Most homeowners will refinance many times throughout their lives, they may never hear about the other, less common doc types. In this article we’re going to dive into NINA, No Doc, and No Ratio doc types and explore their roles in the mortgage industry. So let’s get to it.
No Income, No Asset (NINA)
This is just like it sounds…no income or asset documentation required. Sounds great, right? Well, these type of loans aren’t very common, especially in today’s market.
I didn’t state it explicitly in the last doc type article, but the different doc types represent different levels of risk for the lender, and, as a result, the more relaxed the documentation requirement for a given loan, the higher the interest rate will be. The NINA doc type, all things being equal, represents a significant risk for the lender, since there is no way to verify whether the borrower has the means to afford a given property at all. The borrower’s employment is verified, but neither the income amount or liquid assets are even reported on the Mortgage Application.
Since the NINA doc type represents a relatively high risk for a lender, these types of loans generally require a number of compensating factors. For instance, these loans are usually reserved for borrowers with very high credit scores, a large amount of equity in their homes, and many times they cannot be first time home-buyers.
This doc type is only second to No Doc in the level of risk it poses to the bank. Interest rates will generally be higher on this doc type than all but No Doc, and other loan qualification requirements will be much more strict.
No Doc is very similar to the NINA doc type, with one small difference…No Doc means no income, asset, or employment documentation whatsoever, whereas NINA does not require income and asset documentation, but does require verification of two years of employment in the same field. Other qualification requirements will be very strict.
This doc type carries the most risk for the bank out of those we’ve covered and generally offers the highest interest rates.

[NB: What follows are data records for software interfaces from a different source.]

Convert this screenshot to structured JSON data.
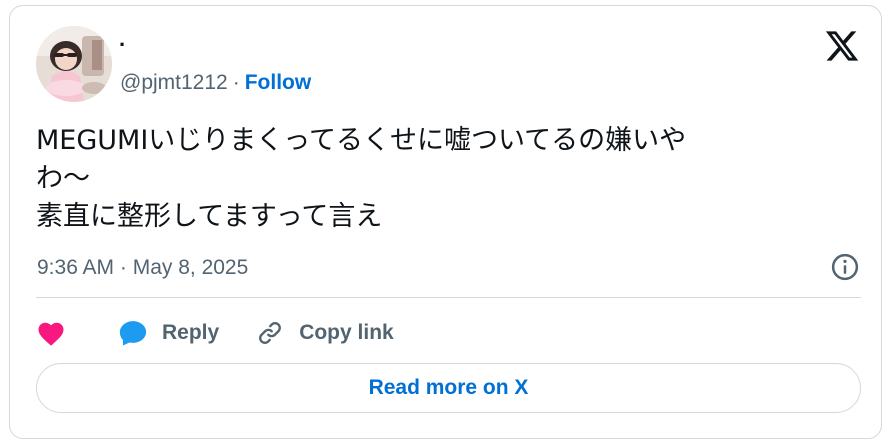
{
  "author": {
    "display_name": "·",
    "handle": "@pjmt1212",
    "separator": "·",
    "follow_label": "Follow"
  },
  "tweet": {
    "text": "MEGUMIいじりまくってるくせに嘘ついてるの嫌いや\nわ〜\n素直に整形してますって言え",
    "timestamp": "9:36 AM · May 8, 2025"
  },
  "actions": {
    "like_icon": "heart-icon",
    "reply_label": "Reply",
    "copy_link_label": "Copy link"
  },
  "footer": {
    "read_more_label": "Read more on X"
  },
  "colors": {
    "like": "#f91880",
    "reply_icon": "#1d9bf0",
    "link": "#006fd6",
    "muted": "#536471",
    "text": "#0f1419",
    "border": "#cfd9de"
  }
}
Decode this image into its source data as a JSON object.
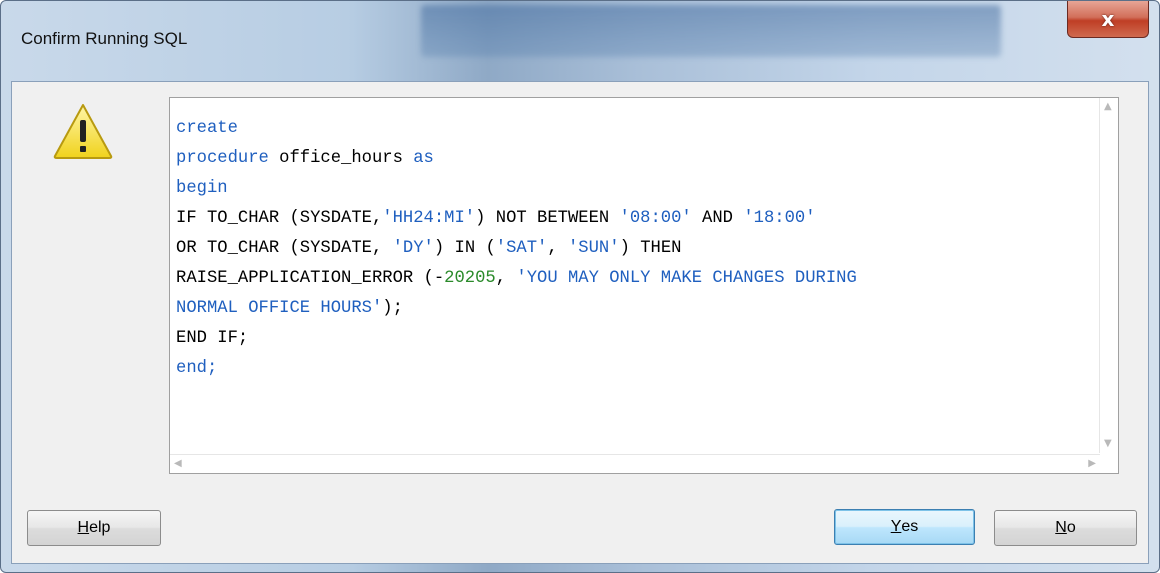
{
  "window": {
    "title": "Confirm Running SQL",
    "close_glyph": "x"
  },
  "dialog": {
    "icon": "warning-icon",
    "sql_lines": [
      [
        {
          "t": "create",
          "c": "kw"
        }
      ],
      [
        {
          "t": "procedure",
          "c": "kw"
        },
        {
          "t": " office_hours ",
          "c": ""
        },
        {
          "t": "as",
          "c": "kw"
        }
      ],
      [
        {
          "t": "begin",
          "c": "kw"
        }
      ],
      [
        {
          "t": "IF TO_CHAR (SYSDATE,",
          "c": ""
        },
        {
          "t": "'HH24:MI'",
          "c": "str"
        },
        {
          "t": ") NOT BETWEEN ",
          "c": ""
        },
        {
          "t": "'08:00'",
          "c": "str"
        },
        {
          "t": " AND ",
          "c": ""
        },
        {
          "t": "'18:00'",
          "c": "str"
        }
      ],
      [
        {
          "t": "OR TO_CHAR (SYSDATE, ",
          "c": ""
        },
        {
          "t": "'DY'",
          "c": "str"
        },
        {
          "t": ") IN (",
          "c": ""
        },
        {
          "t": "'SAT'",
          "c": "str"
        },
        {
          "t": ", ",
          "c": ""
        },
        {
          "t": "'SUN'",
          "c": "str"
        },
        {
          "t": ") THEN",
          "c": ""
        }
      ],
      [
        {
          "t": "RAISE_APPLICATION_ERROR (-",
          "c": ""
        },
        {
          "t": "20205",
          "c": "num"
        },
        {
          "t": ", ",
          "c": ""
        },
        {
          "t": "'YOU MAY ONLY MAKE CHANGES DURING",
          "c": "str"
        }
      ],
      [
        {
          "t": "NORMAL OFFICE HOURS'",
          "c": "str"
        },
        {
          "t": ");",
          "c": ""
        }
      ],
      [
        {
          "t": "END IF;",
          "c": ""
        }
      ],
      [
        {
          "t": "end;",
          "c": "kw"
        }
      ]
    ]
  },
  "buttons": {
    "help": {
      "mnemonic": "H",
      "rest": "elp"
    },
    "yes": {
      "mnemonic": "Y",
      "rest": "es"
    },
    "no": {
      "mnemonic": "N",
      "rest": "o"
    }
  },
  "colors": {
    "keyword": "#1f5fbf",
    "string": "#1f5fbf",
    "number": "#2a8a2a",
    "close_button": "#c4432a",
    "default_button_border": "#3c7fb1"
  }
}
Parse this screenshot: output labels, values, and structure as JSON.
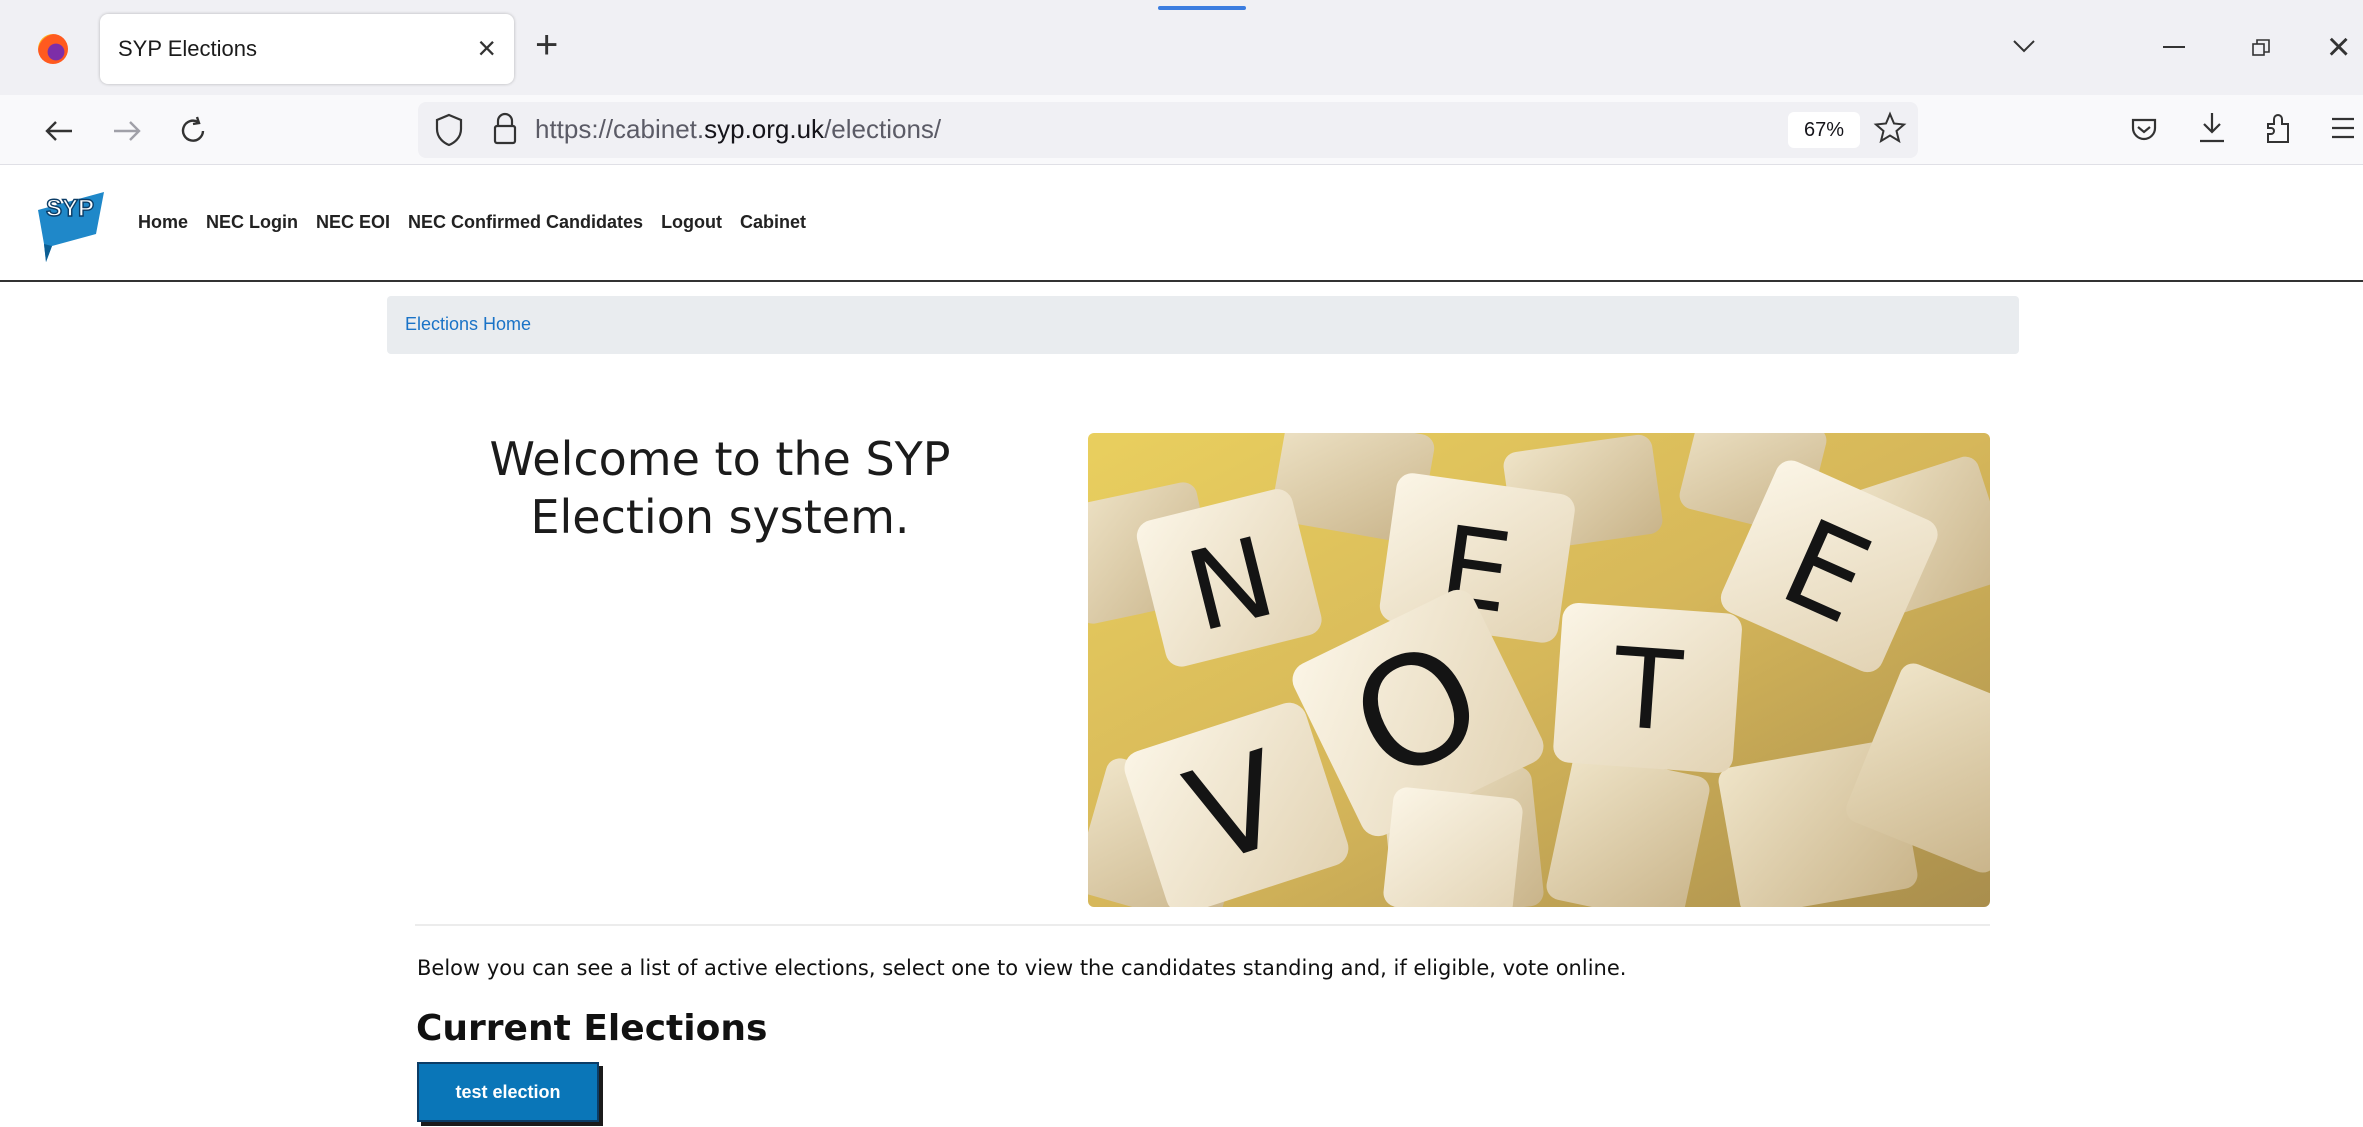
{
  "browser": {
    "tab_title": "SYP Elections",
    "tab_close": "×",
    "new_tab": "+",
    "close_window": "×",
    "url_prefix": "https://cabinet.",
    "url_domain": "syp.org.uk",
    "url_path": "/elections/",
    "zoom": "67%"
  },
  "site": {
    "logo_text": "SYP",
    "nav": [
      "Home",
      "NEC Login",
      "NEC EOI",
      "NEC Confirmed Candidates",
      "Logout",
      "Cabinet"
    ]
  },
  "breadcrumb": {
    "label": "Elections Home"
  },
  "welcome": {
    "line1": "Welcome to the SYP",
    "line2": "Election system."
  },
  "hero": {
    "letters": [
      "N",
      "E",
      "V",
      "O",
      "T",
      "E"
    ]
  },
  "intro_text": "Below you can see a list of active elections, select one to view the candidates standing and, if eligible, vote online.",
  "current_elections": {
    "title": "Current Elections",
    "items": [
      {
        "label": "test election"
      }
    ]
  },
  "colors": {
    "accent": "#0a76b8",
    "breadcrumb_bg": "#e9ecef",
    "link": "#1a73c7"
  }
}
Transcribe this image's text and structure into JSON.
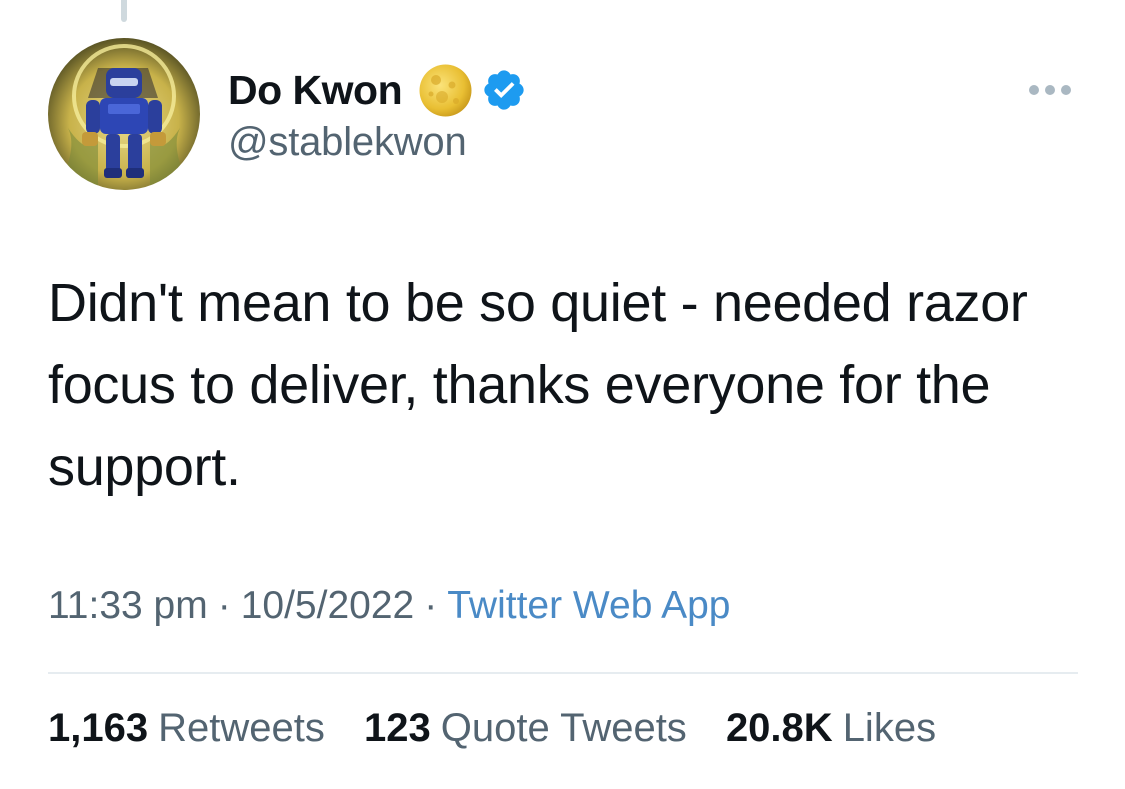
{
  "author": {
    "display_name": "Do Kwon",
    "handle": "@stablekwon",
    "badges": [
      "moon-emoji-icon",
      "verified-badge-icon"
    ]
  },
  "tweet": {
    "text": "Didn't mean to be so quiet - needed razor focus to deliver, thanks everyone for the support.",
    "time": "11:33 pm",
    "date": "10/5/2022",
    "separator": "·",
    "source": "Twitter Web App"
  },
  "stats": {
    "retweets": {
      "count": "1,163",
      "label": "Retweets"
    },
    "quote_tweets": {
      "count": "123",
      "label": "Quote Tweets"
    },
    "likes": {
      "count": "20.8K",
      "label": "Likes"
    }
  },
  "colors": {
    "text_primary": "#0f1419",
    "text_secondary": "#536471",
    "link": "#4a8ac6",
    "verified": "#1d9bf0"
  }
}
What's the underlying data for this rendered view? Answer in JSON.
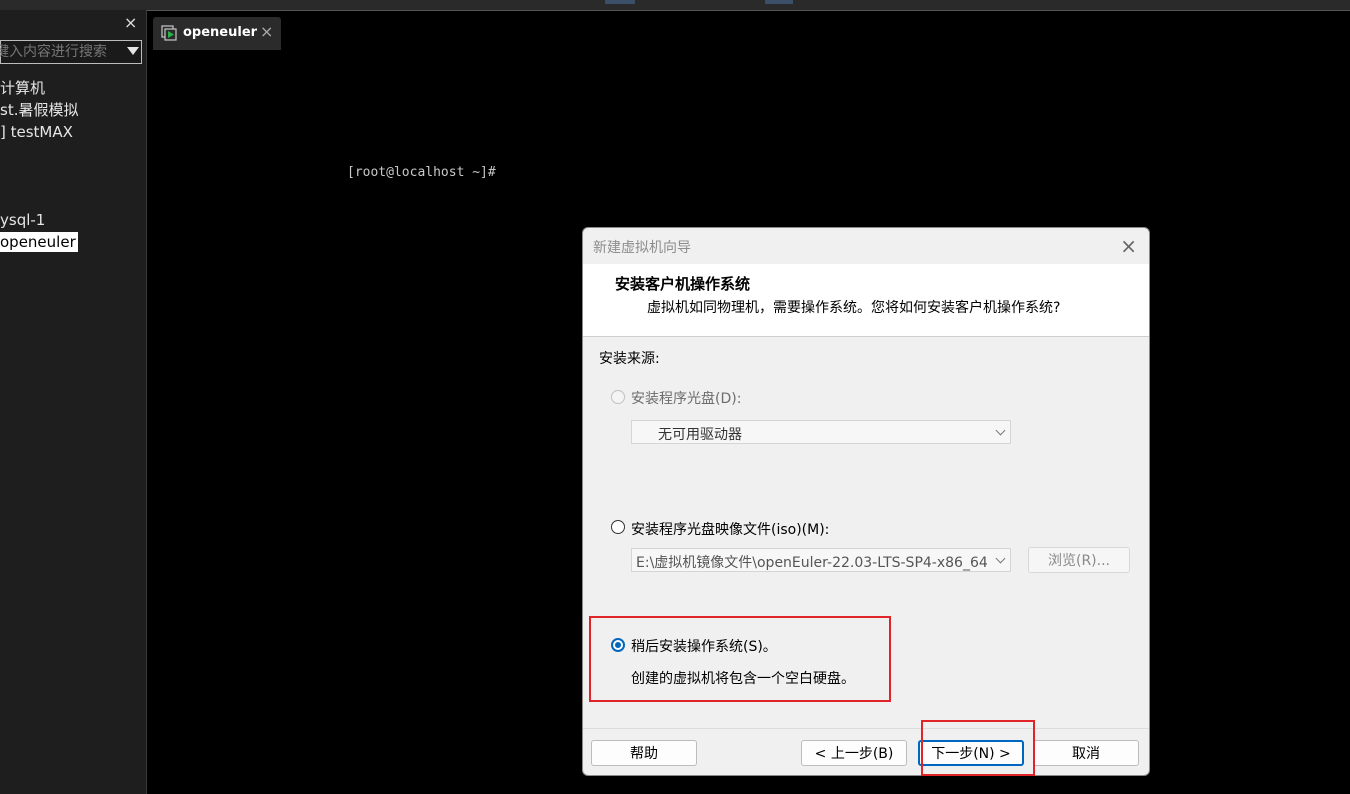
{
  "library": {
    "close_glyph": "×",
    "search_placeholder": "键入内容进行搜索",
    "items": [
      "计算机",
      "st.暑假模拟",
      "] testMAX",
      "ysql-1",
      "openeuler"
    ]
  },
  "tab": {
    "label": "openeuler",
    "close_glyph": "×",
    "icon": "vm-play-icon"
  },
  "console": {
    "prompt": "[root@localhost ~]#"
  },
  "dialog": {
    "title": "新建虚拟机向导",
    "close_glyph": "×",
    "heading": "安装客户机操作系统",
    "subheading": "虚拟机如同物理机，需要操作系统。您将如何安装客户机操作系统?",
    "source_label": "安装来源:",
    "option_disc": {
      "label": "安装程序光盘(D):",
      "enabled": false,
      "selected": false
    },
    "disc_combo": {
      "value": "无可用驱动器"
    },
    "option_iso": {
      "label": "安装程序光盘映像文件(iso)(M):",
      "enabled": true,
      "selected": false
    },
    "iso_combo": {
      "value": "E:\\虚拟机镜像文件\\openEuler-22.03-LTS-SP4-x86_64-"
    },
    "browse_button": "浏览(R)...",
    "option_later": {
      "label": "稍后安装操作系统(S)。",
      "enabled": true,
      "selected": true
    },
    "later_description": "创建的虚拟机将包含一个空白硬盘。",
    "buttons": {
      "help": "帮助",
      "back": "< 上一步(B)",
      "next": "下一步(N) >",
      "cancel": "取消"
    }
  },
  "colors": {
    "accent": "#0067c0",
    "highlight_box": "#e0242a"
  }
}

The No Ratio doc type requires all the same income and asset documentation as a Full Doc loan, but where this loan differs is in the fact that there is no Debt-to-Income ratio (DTI) limit. So, whereas a borrower may be turned down for a Full Doc loan if his or her DTI is over 50% or so, with a No Ratio loan, the bank won’t even take DTI into consideration. Obviously, this type of loan presents certain risks to the bank, and because of this, there must be compensating factors like good credit, low LTV, etc, before one could expect an approval on this doc type.l
Between NINA, No Doc, and No Ratio, No Ratio definitely represents the least amount of risk on the part of the bank. The fact that assets are considered as a qualification requirement differentiates the No Ratio doc type from the others covered in this article. Nonetheless, it’s still a risky loan and interest rates and qualification requirements will generally be higher with this doc type than the more common doc types covered here.
Doc Type Breakdown and Usage
As with any loan through any lender, a given lender is going to have specific requirements for each doc type that may deviate slightly from the explanations here…that’s ok. Keep in mind, these are general standards and the specifics of a given loan are usually going to change from lender to lender. In the spirit of presenting all these details in an easy to understand format, here a side-by-side comparison of the three doc types covered in this article .